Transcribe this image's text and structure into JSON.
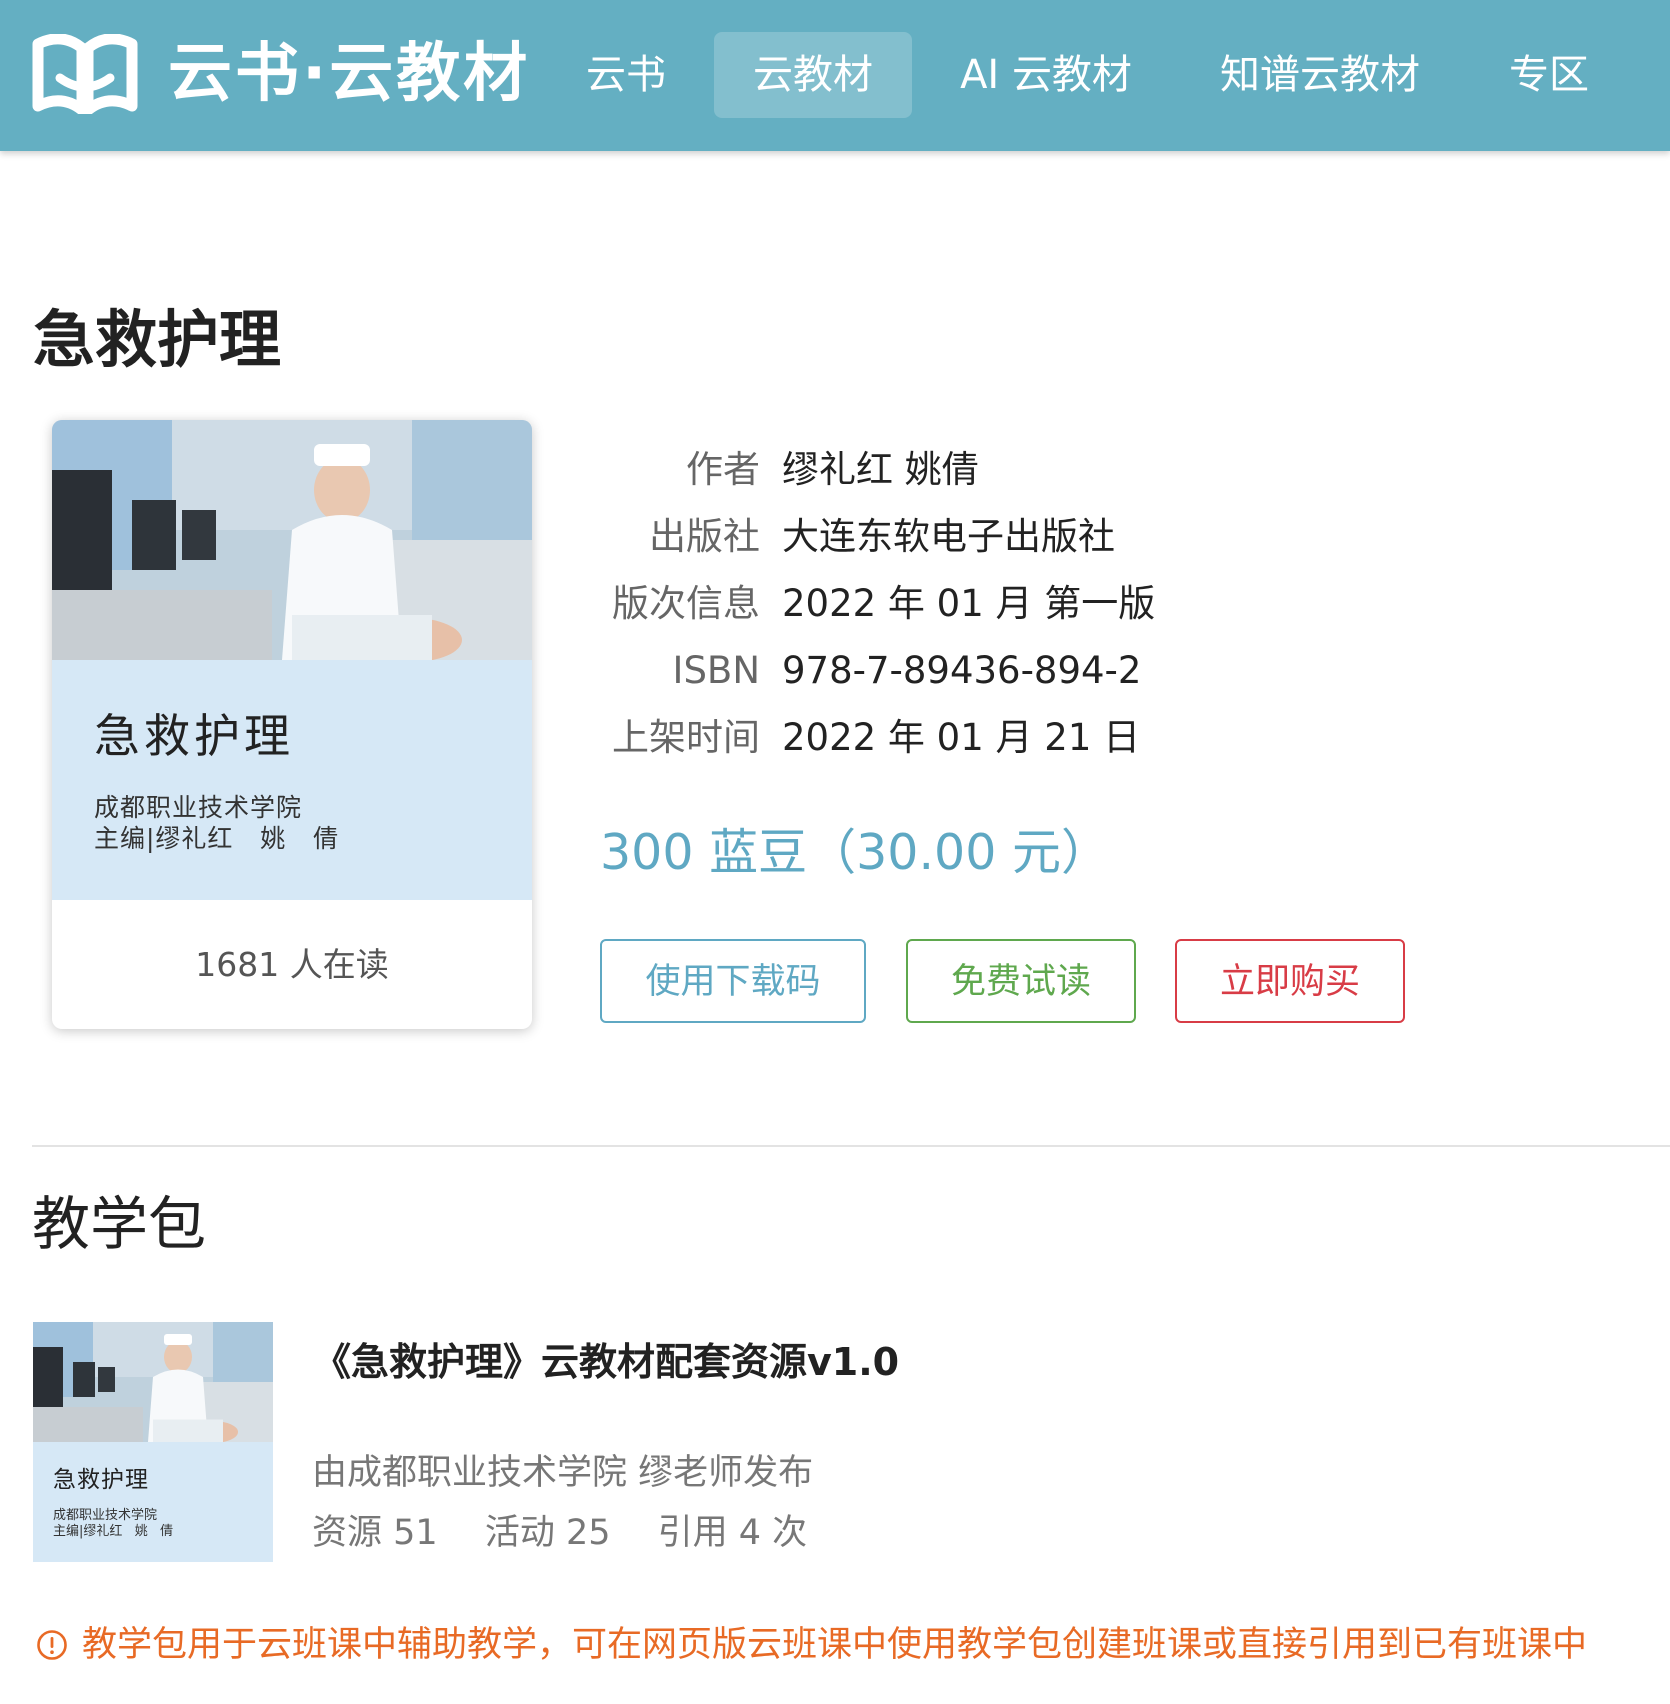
{
  "header": {
    "logo_text": "云书·云教材",
    "nav": [
      {
        "label": "云书",
        "active": false
      },
      {
        "label": "云教材",
        "active": true
      },
      {
        "label": "AI 云教材",
        "active": false
      },
      {
        "label": "知谱云教材",
        "active": false
      },
      {
        "label": "专区",
        "active": false
      }
    ]
  },
  "book": {
    "title": "急救护理",
    "cover": {
      "title": "急救护理",
      "subtitle": "成都职业技术学院\n主编|缪礼红   姚   倩"
    },
    "readers": "1681 人在读",
    "info": [
      {
        "label": "作者",
        "value": "缪礼红 姚倩"
      },
      {
        "label": "出版社",
        "value": "大连东软电子出版社"
      },
      {
        "label": "版次信息",
        "value": "2022 年 01 月 第一版"
      },
      {
        "label": "ISBN",
        "value": "978-7-89436-894-2"
      },
      {
        "label": "上架时间",
        "value": "2022 年 01 月 21 日"
      }
    ],
    "price": "300 蓝豆（30.00 元）",
    "buttons": {
      "download": "使用下载码",
      "trial": "免费试读",
      "buy": "立即购买"
    }
  },
  "teaching_pack": {
    "section_title": "教学包",
    "cover": {
      "title": "急救护理",
      "subtitle": "成都职业技术学院\n主编|缪礼红   姚   倩"
    },
    "title": "《急救护理》云教材配套资源v1.0",
    "publisher": "由成都职业技术学院 缪老师发布",
    "stats": {
      "resources": "资源 51",
      "activities": "活动 25",
      "citations": "引用 4 次"
    },
    "notice": "教学包用于云班课中辅助教学，可在网页版云班课中使用教学包创建班课或直接引用到已有班课中"
  },
  "colors": {
    "header_bg": "#64afc2",
    "price": "#5fa8c3",
    "download": "#5fa8c3",
    "trial": "#5fa84e",
    "buy": "#d83c46",
    "notice": "#e86a25",
    "cover_bg": "#d6e8f6"
  },
  "icons": {
    "logo": "open-book-icon",
    "notice": "exclamation-circle-icon"
  }
}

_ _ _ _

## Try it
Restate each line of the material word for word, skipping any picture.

## Answer box
Transcribe this image's text and structure into JSON.
{
  "header": {
    "logo_text": "云书·云教材",
    "nav": [
      {
        "label": "云书",
        "active": false
      },
      {
        "label": "云教材",
        "active": true
      },
      {
        "label": "AI 云教材",
        "active": false
      },
      {
        "label": "知谱云教材",
        "active": false
      },
      {
        "label": "专区",
        "active": false
      }
    ]
  },
  "book": {
    "title": "急救护理",
    "cover": {
      "title": "急救护理",
      "subtitle": "成都职业技术学院\n主编|缪礼红   姚   倩"
    },
    "readers": "1681 人在读",
    "info": [
      {
        "label": "作者",
        "value": "缪礼红 姚倩"
      },
      {
        "label": "出版社",
        "value": "大连东软电子出版社"
      },
      {
        "label": "版次信息",
        "value": "2022 年 01 月 第一版"
      },
      {
        "label": "ISBN",
        "value": "978-7-89436-894-2"
      },
      {
        "label": "上架时间",
        "value": "2022 年 01 月 21 日"
      }
    ],
    "price": "300 蓝豆（30.00 元）",
    "buttons": {
      "download": "使用下载码",
      "trial": "免费试读",
      "buy": "立即购买"
    }
  },
  "teaching_pack": {
    "section_title": "教学包",
    "cover": {
      "title": "急救护理",
      "subtitle": "成都职业技术学院\n主编|缪礼红   姚   倩"
    },
    "title": "《急救护理》云教材配套资源v1.0",
    "publisher": "由成都职业技术学院 缪老师发布",
    "stats": {
      "resources": "资源 51",
      "activities": "活动 25",
      "citations": "引用 4 次"
    },
    "notice": "教学包用于云班课中辅助教学，可在网页版云班课中使用教学包创建班课或直接引用到已有班课中"
  },
  "colors": {
    "header_bg": "#64afc2",
    "price": "#5fa8c3",
    "download": "#5fa8c3",
    "trial": "#5fa84e",
    "buy": "#d83c46",
    "notice": "#e86a25",
    "cover_bg": "#d6e8f6"
  },
  "icons": {
    "logo": "open-book-icon",
    "notice": "exclamation-circle-icon"
  }
}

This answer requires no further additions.